How many of the lines in the material below contain the word "mignon"? Give the number alone.
##### PROVIDED ENTRIES #####
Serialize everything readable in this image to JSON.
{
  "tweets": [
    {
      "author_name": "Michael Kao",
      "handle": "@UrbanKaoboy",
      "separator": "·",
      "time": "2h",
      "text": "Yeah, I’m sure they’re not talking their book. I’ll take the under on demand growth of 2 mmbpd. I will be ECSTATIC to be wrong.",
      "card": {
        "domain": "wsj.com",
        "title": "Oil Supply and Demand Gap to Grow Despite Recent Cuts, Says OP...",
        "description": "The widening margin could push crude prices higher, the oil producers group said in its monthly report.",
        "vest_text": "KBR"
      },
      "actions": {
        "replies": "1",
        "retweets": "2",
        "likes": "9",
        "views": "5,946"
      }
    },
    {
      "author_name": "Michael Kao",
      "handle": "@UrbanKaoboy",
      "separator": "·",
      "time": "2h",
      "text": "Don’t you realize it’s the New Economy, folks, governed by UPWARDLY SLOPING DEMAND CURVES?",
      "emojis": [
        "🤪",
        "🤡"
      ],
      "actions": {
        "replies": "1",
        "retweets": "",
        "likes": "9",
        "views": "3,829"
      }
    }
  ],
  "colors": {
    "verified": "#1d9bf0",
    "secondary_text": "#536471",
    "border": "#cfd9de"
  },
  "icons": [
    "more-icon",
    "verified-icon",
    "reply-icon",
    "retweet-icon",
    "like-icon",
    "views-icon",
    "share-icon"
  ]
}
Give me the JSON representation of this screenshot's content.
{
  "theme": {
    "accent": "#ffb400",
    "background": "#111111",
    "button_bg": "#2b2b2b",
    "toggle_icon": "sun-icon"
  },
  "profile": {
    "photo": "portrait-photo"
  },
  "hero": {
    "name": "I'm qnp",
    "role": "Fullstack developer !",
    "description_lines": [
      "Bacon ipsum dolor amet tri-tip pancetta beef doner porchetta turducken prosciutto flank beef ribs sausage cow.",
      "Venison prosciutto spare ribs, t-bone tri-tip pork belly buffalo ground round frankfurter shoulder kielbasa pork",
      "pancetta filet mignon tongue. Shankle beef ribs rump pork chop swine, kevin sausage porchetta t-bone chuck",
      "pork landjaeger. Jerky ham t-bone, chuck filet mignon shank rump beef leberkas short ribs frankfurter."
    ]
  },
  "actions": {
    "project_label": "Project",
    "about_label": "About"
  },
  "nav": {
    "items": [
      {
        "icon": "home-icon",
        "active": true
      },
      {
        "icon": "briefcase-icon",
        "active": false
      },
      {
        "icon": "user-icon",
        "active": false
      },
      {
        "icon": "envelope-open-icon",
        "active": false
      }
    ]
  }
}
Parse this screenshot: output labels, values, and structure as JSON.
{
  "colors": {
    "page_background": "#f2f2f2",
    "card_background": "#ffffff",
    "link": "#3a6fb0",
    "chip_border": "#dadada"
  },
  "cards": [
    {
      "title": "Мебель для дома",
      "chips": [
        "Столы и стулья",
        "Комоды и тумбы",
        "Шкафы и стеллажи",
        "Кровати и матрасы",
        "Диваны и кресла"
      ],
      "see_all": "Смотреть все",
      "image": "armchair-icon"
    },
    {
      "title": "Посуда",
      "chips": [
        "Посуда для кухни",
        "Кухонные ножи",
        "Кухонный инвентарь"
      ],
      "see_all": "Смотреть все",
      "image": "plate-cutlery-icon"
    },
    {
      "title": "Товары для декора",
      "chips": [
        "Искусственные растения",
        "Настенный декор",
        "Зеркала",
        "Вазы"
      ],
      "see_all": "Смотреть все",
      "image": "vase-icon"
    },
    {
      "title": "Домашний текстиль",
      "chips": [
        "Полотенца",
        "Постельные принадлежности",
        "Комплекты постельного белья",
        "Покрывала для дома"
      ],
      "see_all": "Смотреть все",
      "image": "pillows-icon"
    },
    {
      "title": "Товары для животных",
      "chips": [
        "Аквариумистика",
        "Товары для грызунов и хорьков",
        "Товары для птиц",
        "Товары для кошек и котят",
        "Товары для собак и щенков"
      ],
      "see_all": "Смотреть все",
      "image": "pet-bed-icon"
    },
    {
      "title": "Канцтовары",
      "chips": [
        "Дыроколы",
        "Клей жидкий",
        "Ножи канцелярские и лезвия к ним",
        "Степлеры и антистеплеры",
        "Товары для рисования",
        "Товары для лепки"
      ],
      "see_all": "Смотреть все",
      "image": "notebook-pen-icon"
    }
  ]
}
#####
FINISHED EXERCISE.
2